----- PROVIDED DATA -----

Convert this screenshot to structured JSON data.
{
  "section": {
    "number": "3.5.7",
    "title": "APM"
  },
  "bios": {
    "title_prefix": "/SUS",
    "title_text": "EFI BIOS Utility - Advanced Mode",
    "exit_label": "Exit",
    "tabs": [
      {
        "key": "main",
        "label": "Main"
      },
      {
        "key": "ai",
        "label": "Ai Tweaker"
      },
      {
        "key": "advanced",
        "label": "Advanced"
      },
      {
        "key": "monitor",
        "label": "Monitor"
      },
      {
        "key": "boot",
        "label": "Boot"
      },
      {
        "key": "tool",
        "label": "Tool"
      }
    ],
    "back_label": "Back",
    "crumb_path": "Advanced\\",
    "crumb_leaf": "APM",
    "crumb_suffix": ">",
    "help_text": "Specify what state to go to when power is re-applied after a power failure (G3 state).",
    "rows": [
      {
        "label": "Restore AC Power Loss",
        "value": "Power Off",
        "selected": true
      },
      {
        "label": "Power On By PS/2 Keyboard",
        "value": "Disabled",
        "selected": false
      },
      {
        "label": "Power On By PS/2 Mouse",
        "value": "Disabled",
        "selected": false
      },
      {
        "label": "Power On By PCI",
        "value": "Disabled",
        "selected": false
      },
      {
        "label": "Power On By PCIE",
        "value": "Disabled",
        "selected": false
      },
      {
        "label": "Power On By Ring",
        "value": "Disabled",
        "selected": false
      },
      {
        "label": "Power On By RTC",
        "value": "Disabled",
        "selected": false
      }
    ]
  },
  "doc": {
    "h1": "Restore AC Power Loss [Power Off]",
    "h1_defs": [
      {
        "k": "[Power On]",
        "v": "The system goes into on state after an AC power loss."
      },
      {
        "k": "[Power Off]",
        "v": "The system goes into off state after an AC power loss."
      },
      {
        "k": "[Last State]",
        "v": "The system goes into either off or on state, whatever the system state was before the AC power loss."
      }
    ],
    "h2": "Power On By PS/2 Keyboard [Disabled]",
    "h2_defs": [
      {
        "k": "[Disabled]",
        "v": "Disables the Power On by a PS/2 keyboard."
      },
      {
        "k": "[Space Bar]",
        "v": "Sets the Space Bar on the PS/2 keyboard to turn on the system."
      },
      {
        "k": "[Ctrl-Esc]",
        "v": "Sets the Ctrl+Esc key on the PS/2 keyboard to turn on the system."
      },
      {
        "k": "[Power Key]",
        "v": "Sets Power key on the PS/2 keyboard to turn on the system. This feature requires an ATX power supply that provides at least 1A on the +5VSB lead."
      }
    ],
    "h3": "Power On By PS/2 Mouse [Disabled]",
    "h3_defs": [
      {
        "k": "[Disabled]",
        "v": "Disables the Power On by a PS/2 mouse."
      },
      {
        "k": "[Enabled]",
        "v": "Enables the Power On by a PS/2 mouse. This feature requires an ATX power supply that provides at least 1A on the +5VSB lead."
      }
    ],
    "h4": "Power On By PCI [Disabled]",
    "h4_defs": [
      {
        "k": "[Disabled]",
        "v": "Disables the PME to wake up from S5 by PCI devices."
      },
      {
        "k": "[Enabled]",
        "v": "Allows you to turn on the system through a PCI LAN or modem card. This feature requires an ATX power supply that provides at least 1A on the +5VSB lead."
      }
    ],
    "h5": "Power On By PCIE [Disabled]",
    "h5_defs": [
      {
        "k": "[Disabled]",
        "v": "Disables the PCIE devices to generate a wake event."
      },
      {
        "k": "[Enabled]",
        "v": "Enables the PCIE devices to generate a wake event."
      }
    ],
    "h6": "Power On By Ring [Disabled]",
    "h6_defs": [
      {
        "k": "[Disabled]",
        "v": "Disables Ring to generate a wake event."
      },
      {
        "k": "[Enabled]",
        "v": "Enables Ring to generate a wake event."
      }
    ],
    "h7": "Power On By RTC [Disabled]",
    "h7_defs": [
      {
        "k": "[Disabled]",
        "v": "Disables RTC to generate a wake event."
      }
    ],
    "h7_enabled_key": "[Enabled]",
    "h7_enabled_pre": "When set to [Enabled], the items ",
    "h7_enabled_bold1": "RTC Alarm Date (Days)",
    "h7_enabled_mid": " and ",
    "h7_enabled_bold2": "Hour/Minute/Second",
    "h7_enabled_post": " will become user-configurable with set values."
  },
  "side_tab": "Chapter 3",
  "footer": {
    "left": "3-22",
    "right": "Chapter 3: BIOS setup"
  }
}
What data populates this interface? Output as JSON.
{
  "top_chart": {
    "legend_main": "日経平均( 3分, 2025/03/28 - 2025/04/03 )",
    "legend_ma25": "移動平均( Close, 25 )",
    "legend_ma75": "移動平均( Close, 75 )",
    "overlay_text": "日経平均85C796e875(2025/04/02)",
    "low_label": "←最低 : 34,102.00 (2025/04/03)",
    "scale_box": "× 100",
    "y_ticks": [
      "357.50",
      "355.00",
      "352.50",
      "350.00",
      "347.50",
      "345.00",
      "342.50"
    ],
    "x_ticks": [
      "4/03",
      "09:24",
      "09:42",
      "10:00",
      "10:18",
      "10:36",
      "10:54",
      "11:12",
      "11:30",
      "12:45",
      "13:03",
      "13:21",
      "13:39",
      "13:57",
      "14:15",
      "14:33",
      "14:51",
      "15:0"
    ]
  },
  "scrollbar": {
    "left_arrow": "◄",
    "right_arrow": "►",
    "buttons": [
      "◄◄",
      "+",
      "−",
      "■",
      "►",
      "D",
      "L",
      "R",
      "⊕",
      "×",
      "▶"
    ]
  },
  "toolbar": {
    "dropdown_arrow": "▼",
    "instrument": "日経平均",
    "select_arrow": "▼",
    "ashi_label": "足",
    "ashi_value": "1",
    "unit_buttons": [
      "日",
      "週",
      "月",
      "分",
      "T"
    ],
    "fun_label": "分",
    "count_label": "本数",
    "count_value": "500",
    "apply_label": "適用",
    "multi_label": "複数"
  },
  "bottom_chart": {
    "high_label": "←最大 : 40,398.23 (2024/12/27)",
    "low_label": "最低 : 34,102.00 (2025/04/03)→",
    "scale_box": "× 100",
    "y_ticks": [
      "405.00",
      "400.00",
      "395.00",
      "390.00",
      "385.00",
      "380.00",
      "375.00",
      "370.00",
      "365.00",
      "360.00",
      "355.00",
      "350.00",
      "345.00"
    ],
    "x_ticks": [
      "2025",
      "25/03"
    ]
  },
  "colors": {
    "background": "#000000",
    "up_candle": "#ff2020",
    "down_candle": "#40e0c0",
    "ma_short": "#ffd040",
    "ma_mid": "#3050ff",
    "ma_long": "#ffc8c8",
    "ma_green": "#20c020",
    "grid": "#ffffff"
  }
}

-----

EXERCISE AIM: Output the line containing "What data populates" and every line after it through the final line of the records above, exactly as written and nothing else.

SOLVED EXERCISE:
What data populates this interface? Output as JSON.
{
  "top_chart": {
    "legend_main": "日経平均( 3分, 2025/03/28 - 2025/04/03 )",
    "legend_ma25": "移動平均( Close, 25 )",
    "legend_ma75": "移動平均( Close, 75 )",
    "overlay_text": "日経平均85C796e875(2025/04/02)",
    "low_label": "←最低 : 34,102.00 (2025/04/03)",
    "scale_box": "× 100",
    "y_ticks": [
      "357.50",
      "355.00",
      "352.50",
      "350.00",
      "347.50",
      "345.00",
      "342.50"
    ],
    "x_ticks": [
      "4/03",
      "09:24",
      "09:42",
      "10:00",
      "10:18",
      "10:36",
      "10:54",
      "11:12",
      "11:30",
      "12:45",
      "13:03",
      "13:21",
      "13:39",
      "13:57",
      "14:15",
      "14:33",
      "14:51",
      "15:0"
    ]
  },
  "scrollbar": {
    "left_arrow": "◄",
    "right_arrow": "►",
    "buttons": [
      "◄◄",
      "+",
      "−",
      "■",
      "►",
      "D",
      "L",
      "R",
      "⊕",
      "×",
      "▶"
    ]
  },
  "toolbar": {
    "dropdown_arrow": "▼",
    "instrument": "日経平均",
    "select_arrow": "▼",
    "ashi_label": "足",
    "ashi_value": "1",
    "unit_buttons": [
      "日",
      "週",
      "月",
      "分",
      "T"
    ],
    "fun_label": "分",
    "count_label": "本数",
    "count_value": "500",
    "apply_label": "適用",
    "multi_label": "複数"
  },
  "bottom_chart": {
    "high_label": "←最大 : 40,398.23 (2024/12/27)",
    "low_label": "最低 : 34,102.00 (2025/04/03)→",
    "scale_box": "× 100",
    "y_ticks": [
      "405.00",
      "400.00",
      "395.00",
      "390.00",
      "385.00",
      "380.00",
      "375.00",
      "370.00",
      "365.00",
      "360.00",
      "355.00",
      "350.00",
      "345.00"
    ],
    "x_ticks": [
      "2025",
      "25/03"
    ]
  },
  "colors": {
    "background": "#000000",
    "up_candle": "#ff2020",
    "down_candle": "#40e0c0",
    "ma_short": "#ffd040",
    "ma_mid": "#3050ff",
    "ma_long": "#ffc8c8",
    "ma_green": "#20c020",
    "grid": "#ffffff"
  }
}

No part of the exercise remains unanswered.